When Westinghouse advanced to the PIAA Class 2A quarterfinal round for the first time ever in 2021, it felt like a pretty big deal.

Now that the Bulldogs have made it there three years in a row, it’s clear that “The House” is here to stay.

Fueled by big games from quarterback Khalil Green, running back Ty Abram and wide receiver-defensive back Lloyd Penn, Westinghouse kept its perfect record intact and moved one step closer to a return trip to the PIAA championship game with a 46-30 win against District 9 champion Central Clarion (11-1) in a battle of unbeatens Friday night at Clarion University. The City League champion Bulldogs (11-0) will face the winner of Farrell-Mercyhurst Prep next weekend in the PIAA Class 2A quarterfinals at a date and time to be determined.

“This is where we want to be every year,” said Westinghouse coach Donta Green. “This is what we preached from day one. It’s huge for the program and huge for the City League. It’s really cool for the kids to see the hard work pay out dividends.”

The Bulldogs fell behind early on, 8-7, but they quickly took control of the game and never looked back. Abram rushed for 154 yards and a trio of touchdowns, Green ran for 120 yards and a pair of TDs, and Penn came up with a crucial 61-yard interception return TD to help the Bulldogs pull away in the second half.

“We were able to go into the locker room and take a deep breath, and let them know what was happening was exactly what we expected,” Green said. “They answered. They came out and played really well in the second half.”

Central Clarion came into the game boasting the highest-scoring offense in the state, averaging 59.7 ppg while surpassing the 70-point threshold four times through its first 11 games. The Bulldogs’ suffocating defense held Central Clarion to about half of its season average, but Green still wasn’t satisfied with his team’s defensive effort, insisting they need to be better in order to reach their goal of a state title.
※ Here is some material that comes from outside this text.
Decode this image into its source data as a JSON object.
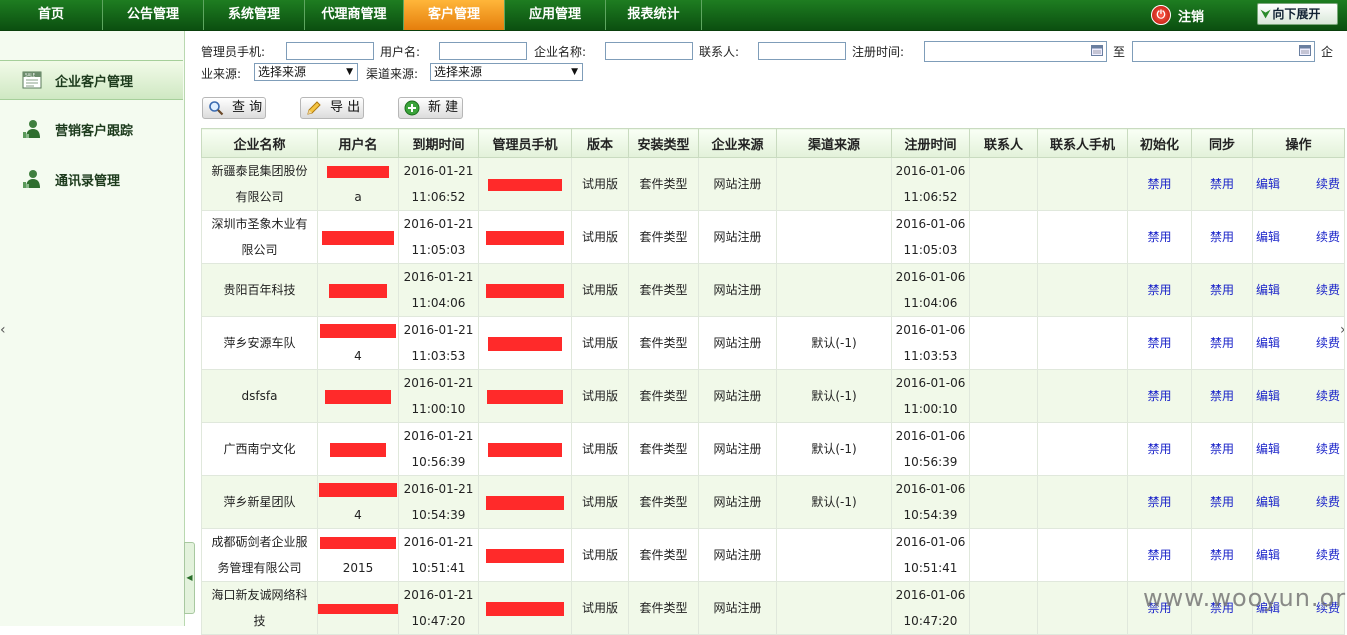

“We always preach that it’s about us. It’s never really about the opponent,” Green said. “As long as we come in and do what we do well and execute, we’ll be fine. We don’t really get caught up in the numbers or caught up in records.

“At the end of the day, it’s our 11 against their 11.”

With a record of 42-3 over the previous four seasons, Westinghouse has rapidly risen from perennial City League title contender to a bona fide state championship front-runner under Green’s watchful eye. The Bulldogs won their first 14 games in 2022 en route to their first PIAA championship appearance, falling to mighty Southern Columbia, 37-22, in last year’s PIAA Class 2A final.

Many expected a bit of a drop off for Westinghouse this year after graduating so many key seniors, but the Bulldogs now find themselves two wins away from back-to-back state championship appearances — and only three wins away from capturing the ultimate prize.

“At the end of the day, we block that noise out, because we know they’re uninformed,” Green said about the preseason chatter surrounding his team. “We have to clean up some of the mistakes we made and be willing to prepare and get better every day.”

Steve is a sports writer at the Pittsburgh Post-Gazette, but he's currently on strike. Email him at srotstein@unionprogress.com.

Steve Rotstein

Steve is a sports writer at the Pittsburgh Post-Gazette, but he's currently on strike. Email him at srotstein@unionprogress.com.